Source data Start Marker

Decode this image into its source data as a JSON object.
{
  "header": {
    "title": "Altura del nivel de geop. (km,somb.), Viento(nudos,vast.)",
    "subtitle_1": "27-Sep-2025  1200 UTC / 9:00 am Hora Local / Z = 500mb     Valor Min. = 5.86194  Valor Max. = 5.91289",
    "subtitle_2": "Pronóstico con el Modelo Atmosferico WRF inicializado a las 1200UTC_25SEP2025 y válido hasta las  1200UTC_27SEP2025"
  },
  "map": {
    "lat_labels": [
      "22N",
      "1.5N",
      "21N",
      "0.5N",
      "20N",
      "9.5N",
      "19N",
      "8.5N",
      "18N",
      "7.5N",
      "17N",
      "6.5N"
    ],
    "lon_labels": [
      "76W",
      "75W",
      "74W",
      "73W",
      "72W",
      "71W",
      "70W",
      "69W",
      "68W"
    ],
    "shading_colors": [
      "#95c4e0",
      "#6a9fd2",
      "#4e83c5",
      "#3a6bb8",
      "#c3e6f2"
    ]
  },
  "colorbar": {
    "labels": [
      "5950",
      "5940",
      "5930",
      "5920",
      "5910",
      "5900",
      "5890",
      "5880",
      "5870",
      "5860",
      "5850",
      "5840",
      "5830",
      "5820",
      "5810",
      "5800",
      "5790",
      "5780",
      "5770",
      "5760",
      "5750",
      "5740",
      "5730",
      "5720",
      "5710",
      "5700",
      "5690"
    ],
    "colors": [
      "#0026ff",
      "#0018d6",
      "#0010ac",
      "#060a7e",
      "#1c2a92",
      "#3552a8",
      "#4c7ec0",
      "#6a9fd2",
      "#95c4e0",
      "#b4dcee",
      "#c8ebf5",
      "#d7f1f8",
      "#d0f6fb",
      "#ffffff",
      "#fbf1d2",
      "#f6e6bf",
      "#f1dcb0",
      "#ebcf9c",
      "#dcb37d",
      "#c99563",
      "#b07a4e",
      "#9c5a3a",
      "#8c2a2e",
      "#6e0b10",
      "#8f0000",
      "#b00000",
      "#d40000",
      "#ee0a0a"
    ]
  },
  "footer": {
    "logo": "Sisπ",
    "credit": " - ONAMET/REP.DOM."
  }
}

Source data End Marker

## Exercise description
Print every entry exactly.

## Output of the task
Decode this image into its source data as a JSON object.
{
  "header": {
    "title": "Altura del nivel de geop. (km,somb.), Viento(nudos,vast.)",
    "subtitle_1": "27-Sep-2025  1200 UTC / 9:00 am Hora Local / Z = 500mb     Valor Min. = 5.86194  Valor Max. = 5.91289",
    "subtitle_2": "Pronóstico con el Modelo Atmosferico WRF inicializado a las 1200UTC_25SEP2025 y válido hasta las  1200UTC_27SEP2025"
  },
  "map": {
    "lat_labels": [
      "22N",
      "1.5N",
      "21N",
      "0.5N",
      "20N",
      "9.5N",
      "19N",
      "8.5N",
      "18N",
      "7.5N",
      "17N",
      "6.5N"
    ],
    "lon_labels": [
      "76W",
      "75W",
      "74W",
      "73W",
      "72W",
      "71W",
      "70W",
      "69W",
      "68W"
    ],
    "shading_colors": [
      "#95c4e0",
      "#6a9fd2",
      "#4e83c5",
      "#3a6bb8",
      "#c3e6f2"
    ]
  },
  "colorbar": {
    "labels": [
      "5950",
      "5940",
      "5930",
      "5920",
      "5910",
      "5900",
      "5890",
      "5880",
      "5870",
      "5860",
      "5850",
      "5840",
      "5830",
      "5820",
      "5810",
      "5800",
      "5790",
      "5780",
      "5770",
      "5760",
      "5750",
      "5740",
      "5730",
      "5720",
      "5710",
      "5700",
      "5690"
    ],
    "colors": [
      "#0026ff",
      "#0018d6",
      "#0010ac",
      "#060a7e",
      "#1c2a92",
      "#3552a8",
      "#4c7ec0",
      "#6a9fd2",
      "#95c4e0",
      "#b4dcee",
      "#c8ebf5",
      "#d7f1f8",
      "#d0f6fb",
      "#ffffff",
      "#fbf1d2",
      "#f6e6bf",
      "#f1dcb0",
      "#ebcf9c",
      "#dcb37d",
      "#c99563",
      "#b07a4e",
      "#9c5a3a",
      "#8c2a2e",
      "#6e0b10",
      "#8f0000",
      "#b00000",
      "#d40000",
      "#ee0a0a"
    ]
  },
  "footer": {
    "logo": "Sisπ",
    "credit": " - ONAMET/REP.DOM."
  }
}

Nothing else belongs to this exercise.